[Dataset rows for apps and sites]
--------------------------------
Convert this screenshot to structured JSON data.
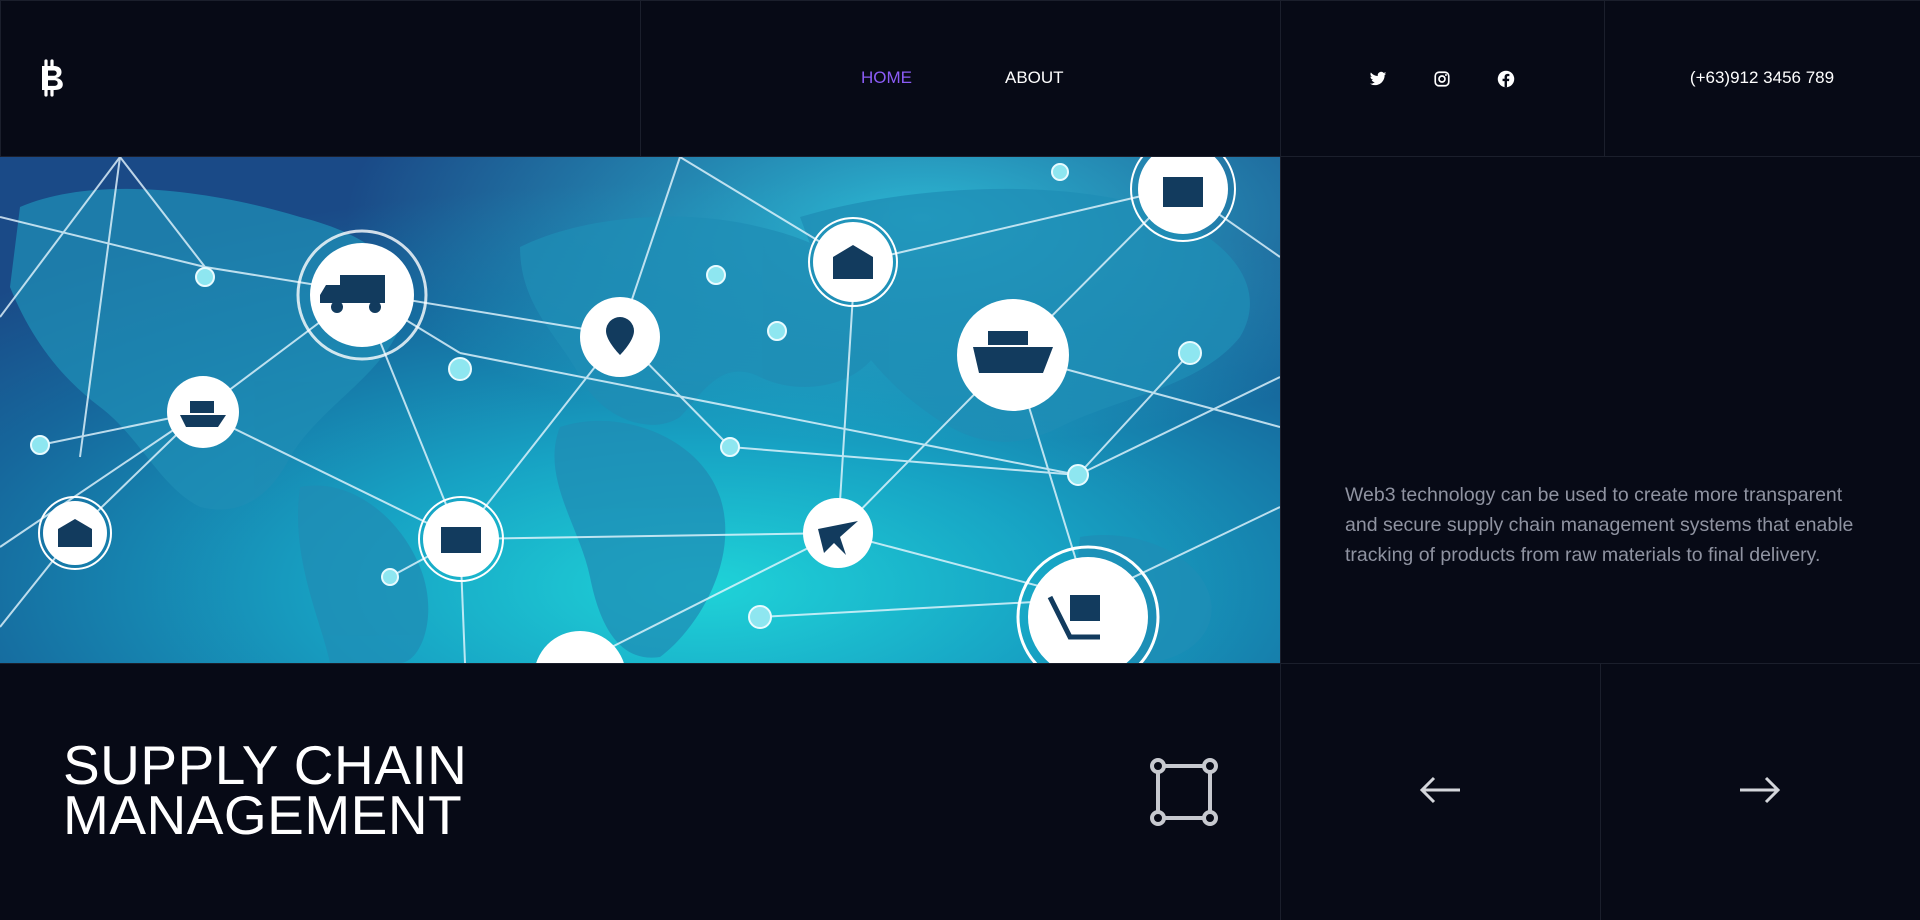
{
  "header": {
    "logo_icon": "bitcoin-icon",
    "nav": [
      {
        "label": "HOME",
        "active": true,
        "color": "#8b5cf6"
      },
      {
        "label": "ABOUT",
        "active": false,
        "color": "#ffffff"
      }
    ],
    "social": [
      "twitter-icon",
      "instagram-icon",
      "facebook-icon"
    ],
    "phone": "(+63)912 3456 789"
  },
  "hero": {
    "image": "supply-chain-network-map",
    "description": "Web3 technology can be used to create more transparent and secure supply chain management systems that enable tracking of products from raw materials to final delivery."
  },
  "slide": {
    "title_line1": "SUPPLY CHAIN",
    "title_line2": "MANAGEMENT",
    "icon": "crop-square-icon",
    "prev_icon": "arrow-left-icon",
    "next_icon": "arrow-right-icon"
  },
  "colors": {
    "background": "#070a16",
    "accent": "#8b5cf6",
    "border": "#1b1f2c",
    "text_muted": "#8f93a1"
  }
}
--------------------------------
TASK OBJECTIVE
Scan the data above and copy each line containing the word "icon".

EXERCISE ANSWER
    "logo_icon": "bitcoin-icon",
      "twitter-icon",
      "instagram-icon",
      "facebook-icon"
    "icon": "crop-square-icon",
    "prev_icon": "arrow-left-icon",
    "next_icon": "arrow-right-icon"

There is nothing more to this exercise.